[What to work on] Each entry should be given again exactly, with any image left out.
■ ■ ■ ■ ■
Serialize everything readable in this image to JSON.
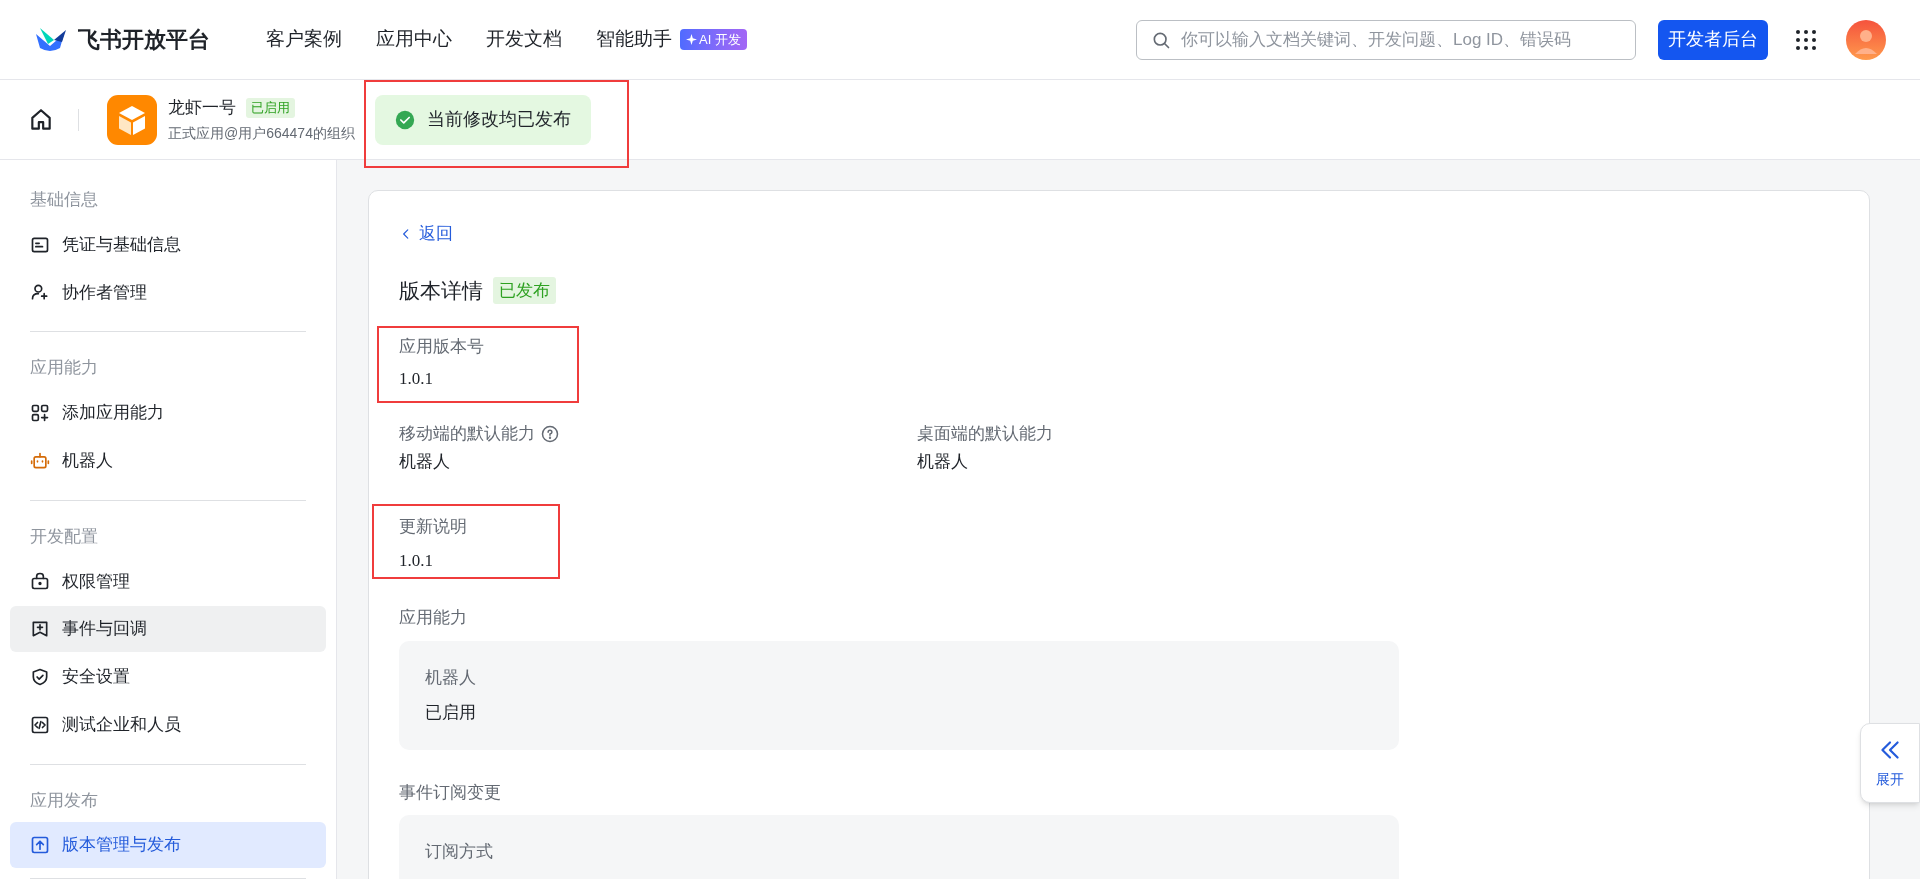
{
  "header": {
    "brand": "飞书开放平台",
    "nav": [
      {
        "label": "客户案例"
      },
      {
        "label": "应用中心"
      },
      {
        "label": "开发文档"
      },
      {
        "label": "智能助手",
        "badge": "AI 开发"
      }
    ],
    "search": {
      "placeholder": "你可以输入文档关键词、开发问题、Log ID、错误码"
    },
    "console_button": "开发者后台"
  },
  "app_bar": {
    "app_name": "龙虾一号",
    "status": "已启用",
    "subtitle": "正式应用@用户664474的组织",
    "toast": "当前修改均已发布",
    "toast_highlighted": true
  },
  "sidebar": {
    "groups": [
      {
        "title": "基础信息",
        "items": [
          {
            "label": "凭证与基础信息",
            "selected": false,
            "hovered": false
          },
          {
            "label": "协作者管理",
            "selected": false,
            "hovered": false
          }
        ]
      },
      {
        "title": "应用能力",
        "items": [
          {
            "label": "添加应用能力",
            "selected": false,
            "hovered": false
          },
          {
            "label": "机器人",
            "selected": false,
            "hovered": false
          }
        ]
      },
      {
        "title": "开发配置",
        "items": [
          {
            "label": "权限管理",
            "selected": false,
            "hovered": false
          },
          {
            "label": "事件与回调",
            "selected": false,
            "hovered": true
          },
          {
            "label": "安全设置",
            "selected": false,
            "hovered": false
          },
          {
            "label": "测试企业和人员",
            "selected": false,
            "hovered": false
          }
        ]
      },
      {
        "title": "应用发布",
        "items": [
          {
            "label": "版本管理与发布",
            "selected": true,
            "hovered": false
          }
        ]
      }
    ]
  },
  "detail": {
    "back": "返回",
    "title": "版本详情",
    "status": "已发布",
    "version": {
      "label": "应用版本号",
      "value": "1.0.1",
      "highlighted": true
    },
    "defaults": [
      {
        "label": "移动端的默认能力",
        "help": true,
        "value": "机器人"
      },
      {
        "label": "桌面端的默认能力",
        "help": false,
        "value": "机器人"
      }
    ],
    "notes": {
      "label": "更新说明",
      "value": "1.0.1",
      "highlighted": true
    },
    "sections": [
      {
        "title": "应用能力",
        "box_label": "机器人",
        "box_value": "已启用"
      },
      {
        "title": "事件订阅变更",
        "box_label": "订阅方式"
      }
    ]
  },
  "expand_button": {
    "label": "展开"
  }
}
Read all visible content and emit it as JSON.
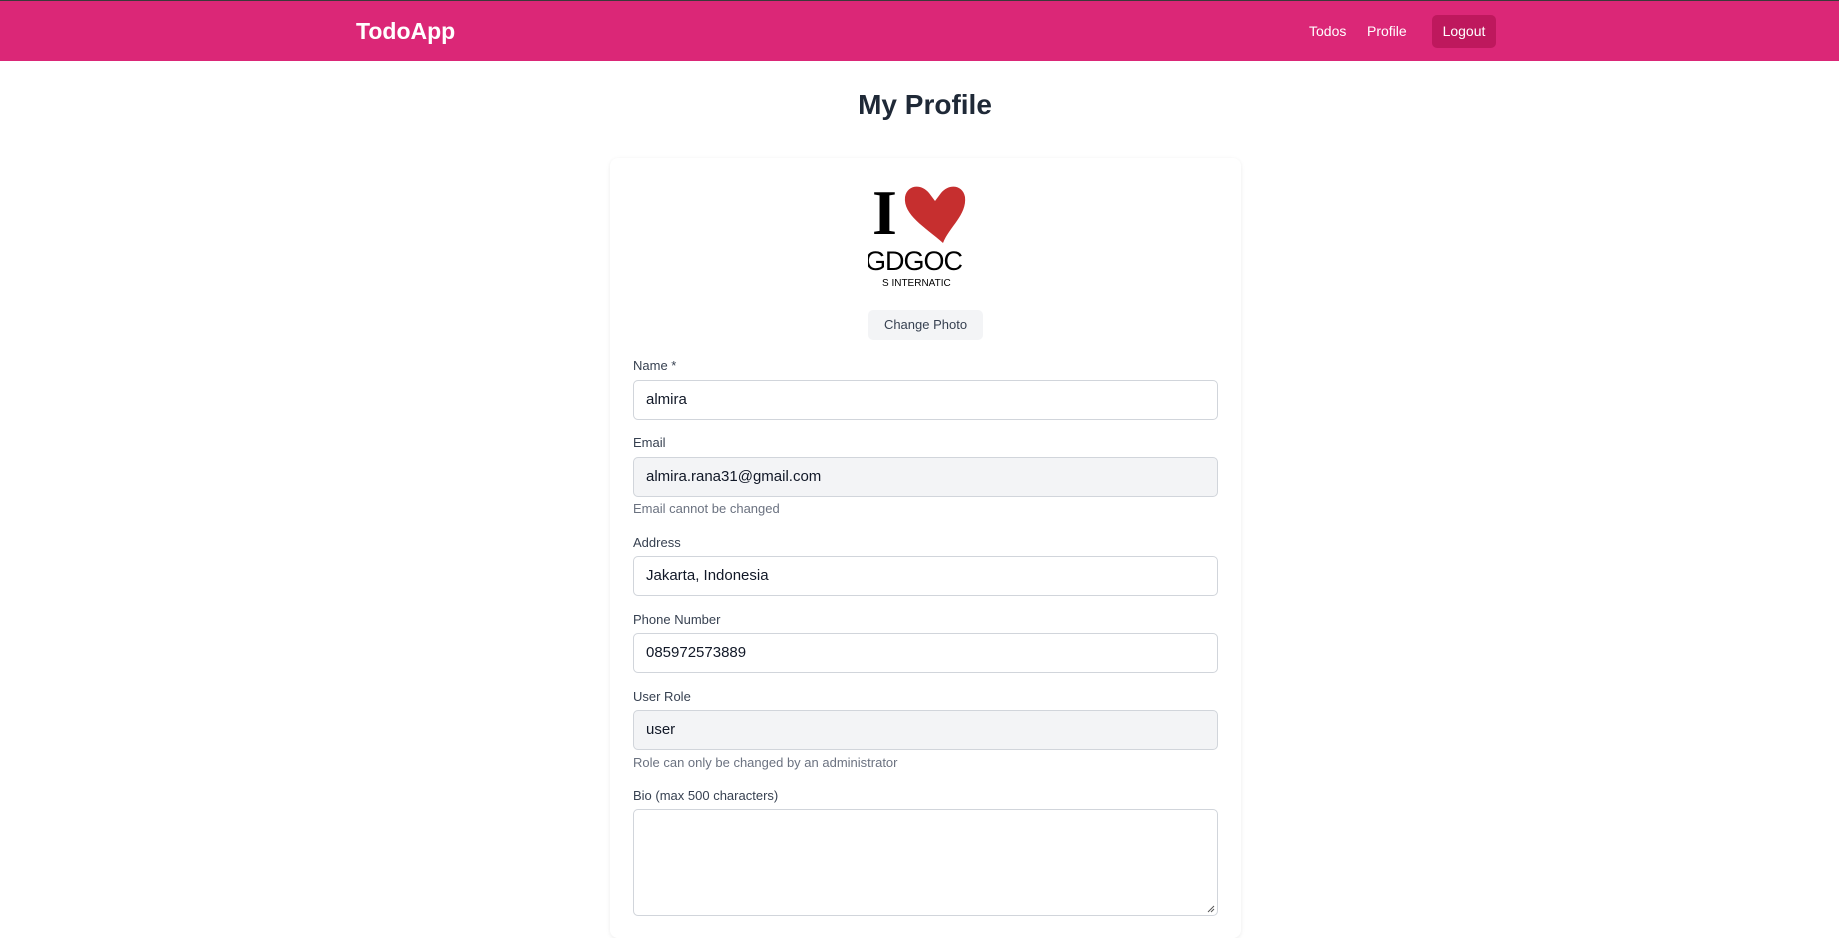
{
  "nav": {
    "brand": "TodoApp",
    "links": [
      "Todos",
      "Profile"
    ],
    "logout": "Logout"
  },
  "page": {
    "title": "My Profile"
  },
  "avatar": {
    "line1": "I",
    "line2": "GDGOC",
    "line3": "S INTERNATIC"
  },
  "change_photo_label": "Change Photo",
  "form": {
    "name": {
      "label": "Name *",
      "value": "almira"
    },
    "email": {
      "label": "Email",
      "value": "almira.rana31@gmail.com",
      "help": "Email cannot be changed"
    },
    "address": {
      "label": "Address",
      "value": "Jakarta, Indonesia"
    },
    "phone": {
      "label": "Phone Number",
      "value": "085972573889"
    },
    "role": {
      "label": "User Role",
      "value": "user",
      "help": "Role can only be changed by an administrator"
    },
    "bio": {
      "label": "Bio (max 500 characters)",
      "value": ""
    }
  },
  "colors": {
    "navbar": "#db2777",
    "logout_bg": "#be185d",
    "disabled_bg": "#f3f4f6"
  }
}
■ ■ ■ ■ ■
[Task answer]
Serialize everything readable in this image to JSON.
{
  "header": {
    "brand": "飞书开放平台",
    "nav": [
      {
        "label": "客户案例"
      },
      {
        "label": "应用中心"
      },
      {
        "label": "开发文档"
      },
      {
        "label": "智能助手",
        "badge": "AI 开发"
      }
    ],
    "search": {
      "placeholder": "你可以输入文档关键词、开发问题、Log ID、错误码"
    },
    "console_button": "开发者后台"
  },
  "app_bar": {
    "app_name": "龙虾一号",
    "status": "已启用",
    "subtitle": "正式应用@用户664474的组织",
    "toast": "当前修改均已发布",
    "toast_highlighted": true
  },
  "sidebar": {
    "groups": [
      {
        "title": "基础信息",
        "items": [
          {
            "label": "凭证与基础信息",
            "selected": false,
            "hovered": false
          },
          {
            "label": "协作者管理",
            "selected": false,
            "hovered": false
          }
        ]
      },
      {
        "title": "应用能力",
        "items": [
          {
            "label": "添加应用能力",
            "selected": false,
            "hovered": false
          },
          {
            "label": "机器人",
            "selected": false,
            "hovered": false
          }
        ]
      },
      {
        "title": "开发配置",
        "items": [
          {
            "label": "权限管理",
            "selected": false,
            "hovered": false
          },
          {
            "label": "事件与回调",
            "selected": false,
            "hovered": true
          },
          {
            "label": "安全设置",
            "selected": false,
            "hovered": false
          },
          {
            "label": "测试企业和人员",
            "selected": false,
            "hovered": false
          }
        ]
      },
      {
        "title": "应用发布",
        "items": [
          {
            "label": "版本管理与发布",
            "selected": true,
            "hovered": false
          }
        ]
      }
    ]
  },
  "detail": {
    "back": "返回",
    "title": "版本详情",
    "status": "已发布",
    "version": {
      "label": "应用版本号",
      "value": "1.0.1",
      "highlighted": true
    },
    "defaults": [
      {
        "label": "移动端的默认能力",
        "help": true,
        "value": "机器人"
      },
      {
        "label": "桌面端的默认能力",
        "help": false,
        "value": "机器人"
      }
    ],
    "notes": {
      "label": "更新说明",
      "value": "1.0.1",
      "highlighted": true
    },
    "sections": [
      {
        "title": "应用能力",
        "box_label": "机器人",
        "box_value": "已启用"
      },
      {
        "title": "事件订阅变更",
        "box_label": "订阅方式"
      }
    ]
  },
  "expand_button": {
    "label": "展开"
  }
}
Read all visible content and emit it as JSON.
{
  "nav": {
    "brand": "TodoApp",
    "links": [
      "Todos",
      "Profile"
    ],
    "logout": "Logout"
  },
  "page": {
    "title": "My Profile"
  },
  "avatar": {
    "line1": "I",
    "line2": "GDGOC",
    "line3": "S INTERNATIC"
  },
  "change_photo_label": "Change Photo",
  "form": {
    "name": {
      "label": "Name *",
      "value": "almira"
    },
    "email": {
      "label": "Email",
      "value": "almira.rana31@gmail.com",
      "help": "Email cannot be changed"
    },
    "address": {
      "label": "Address",
      "value": "Jakarta, Indonesia"
    },
    "phone": {
      "label": "Phone Number",
      "value": "085972573889"
    },
    "role": {
      "label": "User Role",
      "value": "user",
      "help": "Role can only be changed by an administrator"
    },
    "bio": {
      "label": "Bio (max 500 characters)",
      "value": ""
    }
  },
  "colors": {
    "navbar": "#db2777",
    "logout_bg": "#be185d",
    "disabled_bg": "#f3f4f6"
  }
}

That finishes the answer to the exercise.